Anyone who's familiar with my handwriting won't be surprised that handwriting is important in my classroom. (People often mistake my writing for something that's been typed.) One of the tricks I learned several years ago from Math Their Way helps my kids head into second grade with pretty good handwriting skills. I teach all the numerals and letters with a purple and green crayon. Here's a picture of a few of the purple/green numerals on my wall.
Every numeral and every letter is made with purple and green, even if there's only one stroke involved. More importantly, purple is always first. For example, starting at the bottom of the numeral 1 is illegal, because that's green, not purple of course.
When I teach the numerals and letters, I will actually say the colors as I make them. The kids do too, even though they never actually use purple and green crayons. Whether they're writing with their whiteboard markers or pencils, they will say the purple and green as they write. (Under the pictures below, I've included how I would say the colors for the letters. You'll notice that if there are two purples or two greens in a letter, I'll say the color names twice.)
A - "Purple, purple, green." a - "Purple, green."
B - "Purple, green, green," b - "Purple, green."
C - "Purple, green." c - "Purple, green."

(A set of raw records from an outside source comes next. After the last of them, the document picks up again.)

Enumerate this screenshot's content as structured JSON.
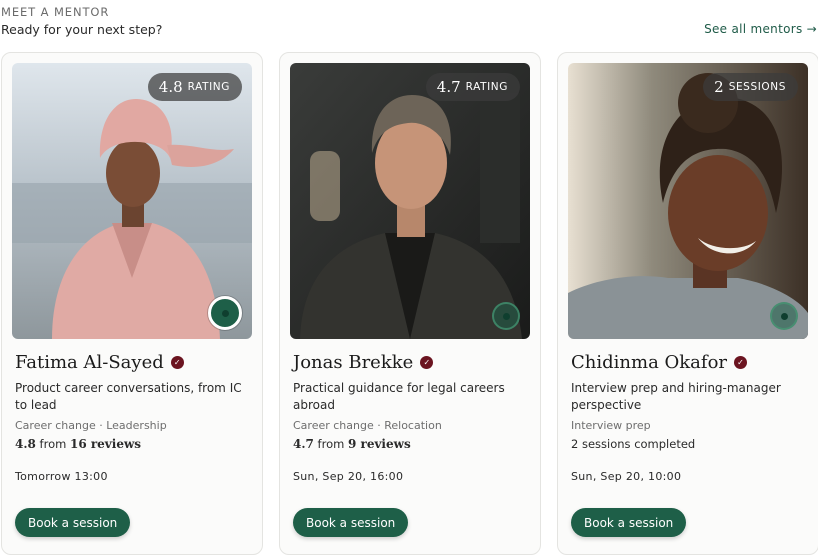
{
  "header": {
    "eyebrow": "MEET A MENTOR",
    "subtitle": "Ready for your next step?",
    "see_all": "See all mentors →"
  },
  "colors": {
    "accent": "#1e5f48",
    "verified_badge": "#6b1420",
    "card_background": "#fbfbfa"
  },
  "mentors": [
    {
      "stat_value": "4.8",
      "stat_unit": "RATING",
      "name": "Fatima Al-Sayed",
      "tagline": "Product career conversations, from IC to lead",
      "topics": "Career change · Leadership",
      "rating": "4.8",
      "stats_mid": "from",
      "reviews": "16 reviews",
      "completed": "",
      "next_slot": "Tomorrow 13:00",
      "book_label": "Book a session",
      "badge_icon": "verified-check-icon",
      "active": true
    },
    {
      "stat_value": "4.7",
      "stat_unit": "RATING",
      "name": "Jonas Brekke",
      "tagline": "Practical guidance for legal careers abroad",
      "topics": "Career change · Relocation",
      "rating": "4.7",
      "stats_mid": "from",
      "reviews": "9 reviews",
      "completed": "",
      "next_slot": "Sun, Sep 20, 16:00",
      "book_label": "Book a session",
      "badge_icon": "verified-check-icon",
      "active": false
    },
    {
      "stat_value": "2",
      "stat_unit": "SESSIONS",
      "name": "Chidinma Okafor",
      "tagline": "Interview prep and hiring-manager perspective",
      "topics": "Interview prep",
      "rating": "",
      "stats_mid": "",
      "reviews": "",
      "completed": "2 sessions completed",
      "next_slot": "Sun, Sep 20, 10:00",
      "book_label": "Book a session",
      "badge_icon": "verified-check-icon",
      "active": false
    }
  ]
}
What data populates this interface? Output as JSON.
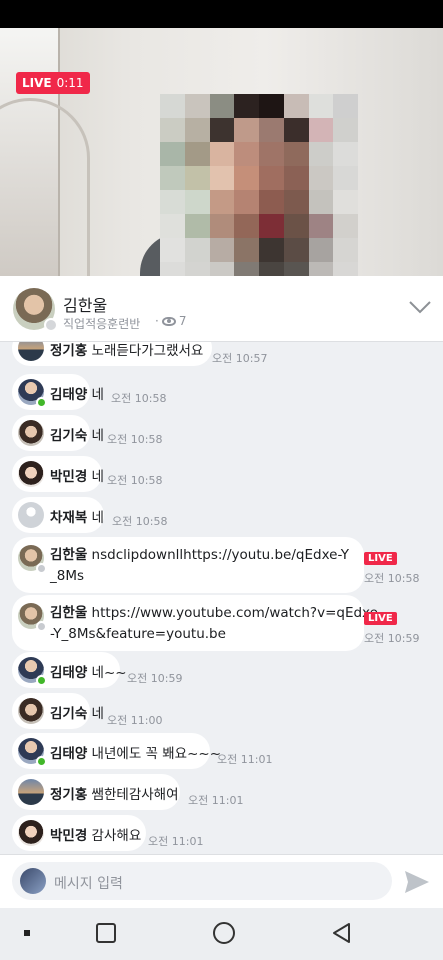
{
  "live": {
    "label": "LIVE",
    "time": "0:11"
  },
  "header": {
    "name": "김한울",
    "group": "직업적응훈련반",
    "views": "7"
  },
  "messages": [
    {
      "name": "정기홍",
      "text": "노래듣다가그랬서요",
      "time": "오전 10:57",
      "avatar": "sunset",
      "dot": "none"
    },
    {
      "name": "김태양",
      "text": "네",
      "time": "오전 10:58",
      "avatar": "grad",
      "dot": "green"
    },
    {
      "name": "김기숙",
      "text": "네",
      "time": "오전 10:58",
      "avatar": "woman",
      "dot": "none"
    },
    {
      "name": "박민경",
      "text": "네",
      "time": "오전 10:58",
      "avatar": "girl",
      "dot": "none"
    },
    {
      "name": "차재복",
      "text": "네",
      "time": "오전 10:58",
      "avatar": "blank",
      "dot": "none"
    },
    {
      "name": "김한울",
      "text": "nsdclipdownllhttps://youtu.be/qEdxe-Y",
      "text2": "_8Ms",
      "time": "오전 10:58",
      "avatar": "host",
      "dot": "grey",
      "live": "LIVE"
    },
    {
      "name": "김한울",
      "text": "https://www.youtube.com/watch?v=qEdxe",
      "text2": "-Y_8Ms&feature=youtu.be",
      "time": "오전 10:59",
      "avatar": "host",
      "dot": "grey",
      "live": "LIVE"
    },
    {
      "name": "김태양",
      "text": "네~~",
      "time": "오전 10:59",
      "avatar": "grad",
      "dot": "green"
    },
    {
      "name": "김기숙",
      "text": "네",
      "time": "오전 11:00",
      "avatar": "woman",
      "dot": "none"
    },
    {
      "name": "김태양",
      "text": "내년에도 꼭 봬요~~~",
      "time": "오전 11:01",
      "avatar": "grad",
      "dot": "green"
    },
    {
      "name": "정기홍",
      "text": "쌤한테감사해여",
      "time": "오전 11:01",
      "avatar": "sunset",
      "dot": "none"
    },
    {
      "name": "박민경",
      "text": "감사해요",
      "time": "오전 11:01",
      "avatar": "girl",
      "dot": "none"
    }
  ],
  "composer": {
    "placeholder": "메시지 입력"
  },
  "icons": {
    "views": "eye-icon",
    "collapse": "chevron-down-icon",
    "send": "send-icon",
    "back": "back-icon",
    "home": "home-icon",
    "recents": "recents-icon"
  }
}
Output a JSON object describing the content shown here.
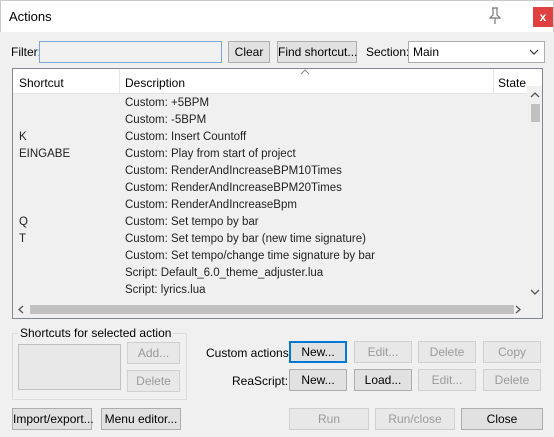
{
  "window": {
    "title": "Actions",
    "close_label": "x"
  },
  "filter": {
    "label": "Filter:",
    "value": "",
    "clear_label": "Clear",
    "find_shortcut_label": "Find shortcut..."
  },
  "section": {
    "label": "Section:",
    "selected": "Main"
  },
  "list": {
    "columns": [
      "Shortcut",
      "Description",
      "State"
    ],
    "rows": [
      {
        "shortcut": "",
        "description": "Custom: +5BPM"
      },
      {
        "shortcut": "",
        "description": "Custom: -5BPM"
      },
      {
        "shortcut": "K",
        "description": "Custom: Insert Countoff"
      },
      {
        "shortcut": "EINGABE",
        "description": "Custom: Play from start of project"
      },
      {
        "shortcut": "",
        "description": "Custom: RenderAndIncreaseBPM10Times"
      },
      {
        "shortcut": "",
        "description": "Custom: RenderAndIncreaseBPM20Times"
      },
      {
        "shortcut": "",
        "description": "Custom: RenderAndIncreaseBpm"
      },
      {
        "shortcut": "Q",
        "description": "Custom: Set tempo by bar"
      },
      {
        "shortcut": "T",
        "description": "Custom: Set tempo by bar (new time signature)"
      },
      {
        "shortcut": "",
        "description": "Custom: Set tempo/change time signature by bar"
      },
      {
        "shortcut": "",
        "description": "Script: Default_6.0_theme_adjuster.lua"
      },
      {
        "shortcut": "",
        "description": "Script: lyrics.lua"
      }
    ]
  },
  "shortcuts_group": {
    "legend": "Shortcuts for selected action",
    "add_label": "Add...",
    "delete_label": "Delete"
  },
  "custom_actions": {
    "label": "Custom actions:",
    "new_label": "New...",
    "edit_label": "Edit...",
    "delete_label": "Delete",
    "copy_label": "Copy"
  },
  "reascript": {
    "label": "ReaScript:",
    "new_label": "New...",
    "load_label": "Load...",
    "edit_label": "Edit...",
    "delete_label": "Delete"
  },
  "footer": {
    "import_export_label": "Import/export...",
    "menu_editor_label": "Menu editor...",
    "run_label": "Run",
    "run_close_label": "Run/close",
    "close_label": "Close"
  },
  "colors": {
    "close_button": "#e04040",
    "focus_accent": "#0078d7"
  }
}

It might seem goofy, but it really does work. For most of the kids, the visual and auditory connections (and a whole lot of repetition) help seal the correct directionality in their little brains and hands. The simplicity of it helps as well. There aren't any fancy directions for each letter that need to be memorized.

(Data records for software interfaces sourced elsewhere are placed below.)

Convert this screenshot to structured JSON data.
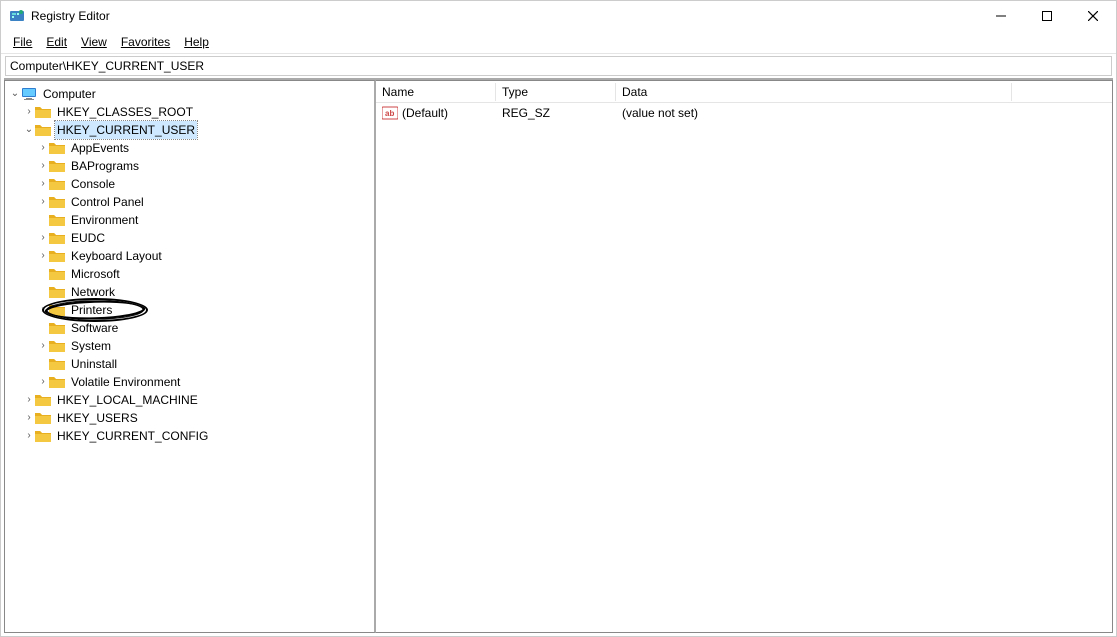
{
  "window": {
    "title": "Registry Editor"
  },
  "menu": {
    "file": "File",
    "edit": "Edit",
    "view": "View",
    "favorites": "Favorites",
    "help": "Help"
  },
  "address": "Computer\\HKEY_CURRENT_USER",
  "tree": {
    "root": "Computer",
    "hkcr": "HKEY_CLASSES_ROOT",
    "hkcu": "HKEY_CURRENT_USER",
    "hkcu_children": {
      "appevents": "AppEvents",
      "baprograms": "BAPrograms",
      "console": "Console",
      "controlpanel": "Control Panel",
      "environment": "Environment",
      "eudc": "EUDC",
      "keyboard": "Keyboard Layout",
      "microsoft": "Microsoft",
      "network": "Network",
      "printers": "Printers",
      "software": "Software",
      "system": "System",
      "uninstall": "Uninstall",
      "volatile": "Volatile Environment"
    },
    "hklm": "HKEY_LOCAL_MACHINE",
    "hku": "HKEY_USERS",
    "hkcc": "HKEY_CURRENT_CONFIG"
  },
  "list": {
    "headers": {
      "name": "Name",
      "type": "Type",
      "data": "Data"
    },
    "rows": [
      {
        "name": "(Default)",
        "type": "REG_SZ",
        "data": "(value not set)"
      }
    ]
  }
}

Just in case someone out there seems the slightest bit interested in this purple/green thing, I've created a few documents that will show how the numerals and letters are made with purple and green. Click on the pictures for your own copy, and try not to notice my rudimentary tech skills when I made them. :)